Like-for-like retail sales values rose 2.7% in February

Like-for-like retail sales values rose 2.7% in February

Retail sales in the UK registered their strongest growth in three years during February, and clothing led the charge with its best figures in five months.

According to the BRC/KPMG Retail Sales Monitor, like-for-like retail sales values rose 2.7% in February, while total sales were up 4.4%.

Excluding the impact of the timing of Easter, the total sales increase (+4.5%) was the best since February 2010, while like-for-like sales growth was the fastest since December 2009.

BRC director general Helen Dickinson said it was “reassuring” that January’s sales momentum had continued to grow, and singled out online clothing sales as a “stand-out performer”.

“The signs are that customers seized the chance to stock up on end-of-season promotions while also responding well to new ranges,” she added.

General clothing sales were driven by children’s wear, and jackets and casual wear in particular, the BRC said.

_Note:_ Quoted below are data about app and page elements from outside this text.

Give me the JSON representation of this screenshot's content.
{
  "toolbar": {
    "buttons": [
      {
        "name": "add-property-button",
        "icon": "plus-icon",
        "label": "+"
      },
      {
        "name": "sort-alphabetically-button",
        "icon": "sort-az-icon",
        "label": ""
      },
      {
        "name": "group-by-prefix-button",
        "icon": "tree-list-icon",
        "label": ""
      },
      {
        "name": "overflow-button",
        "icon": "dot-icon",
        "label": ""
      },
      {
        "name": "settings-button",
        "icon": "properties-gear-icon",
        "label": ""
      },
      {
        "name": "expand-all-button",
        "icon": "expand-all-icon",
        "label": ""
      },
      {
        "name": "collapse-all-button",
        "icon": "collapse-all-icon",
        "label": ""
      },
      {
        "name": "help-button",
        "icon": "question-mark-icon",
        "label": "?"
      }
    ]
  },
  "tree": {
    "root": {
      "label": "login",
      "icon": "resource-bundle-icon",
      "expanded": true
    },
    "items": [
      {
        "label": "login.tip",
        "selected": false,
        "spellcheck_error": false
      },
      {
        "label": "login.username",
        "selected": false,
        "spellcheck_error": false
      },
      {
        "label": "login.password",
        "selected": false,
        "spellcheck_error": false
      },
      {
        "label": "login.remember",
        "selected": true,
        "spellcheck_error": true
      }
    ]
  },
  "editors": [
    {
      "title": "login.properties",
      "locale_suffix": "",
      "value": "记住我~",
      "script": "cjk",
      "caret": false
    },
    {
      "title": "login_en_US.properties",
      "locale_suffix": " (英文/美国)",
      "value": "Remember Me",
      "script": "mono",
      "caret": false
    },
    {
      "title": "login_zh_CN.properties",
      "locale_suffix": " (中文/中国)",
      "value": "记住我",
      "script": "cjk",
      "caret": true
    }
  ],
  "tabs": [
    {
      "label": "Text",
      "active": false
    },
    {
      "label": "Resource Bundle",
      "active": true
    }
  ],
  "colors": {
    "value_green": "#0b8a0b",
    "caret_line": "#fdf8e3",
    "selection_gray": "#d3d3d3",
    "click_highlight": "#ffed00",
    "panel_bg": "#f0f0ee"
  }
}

Men’s clothing was described as “challenging” after a good January – although jeans sold well – and women’s wear was mixed, with knitwear continuing to perform well, and dresses and floral prints among the highlights in spring/summer ranges.

However, footwear was the weakest performing category after showing strong growth throughout 2012.

“There are certainly highly welcome signs here of gradual improvement and customers feeling a bit more positive,” said Dickinson.

However, John Copestake, retail analyst at The Economist Intelligence Unit, said the figures seemed “at odds with the prevailing atmosphere”, highlighting business failures and a profit warning from retailer Debenhams.

“Despite the boost in sales, it is too early to talk of ‘green shoots’,” he added.

“Sales growth this year will still be hit by weak confidence and austerity.”

Meanwhile, analysts Clive Black and Darren Shirley at Shore Capital said: “For the rag trade once senses that things could be worse: good spring weather and corresponding ranges may also lead to some decent trading updates.”

Debenhams and Primark were, they said, “at differing ends of the trading momentum spectrum”, while they still had “reservations” about the apparel performance of Marks & Spencer.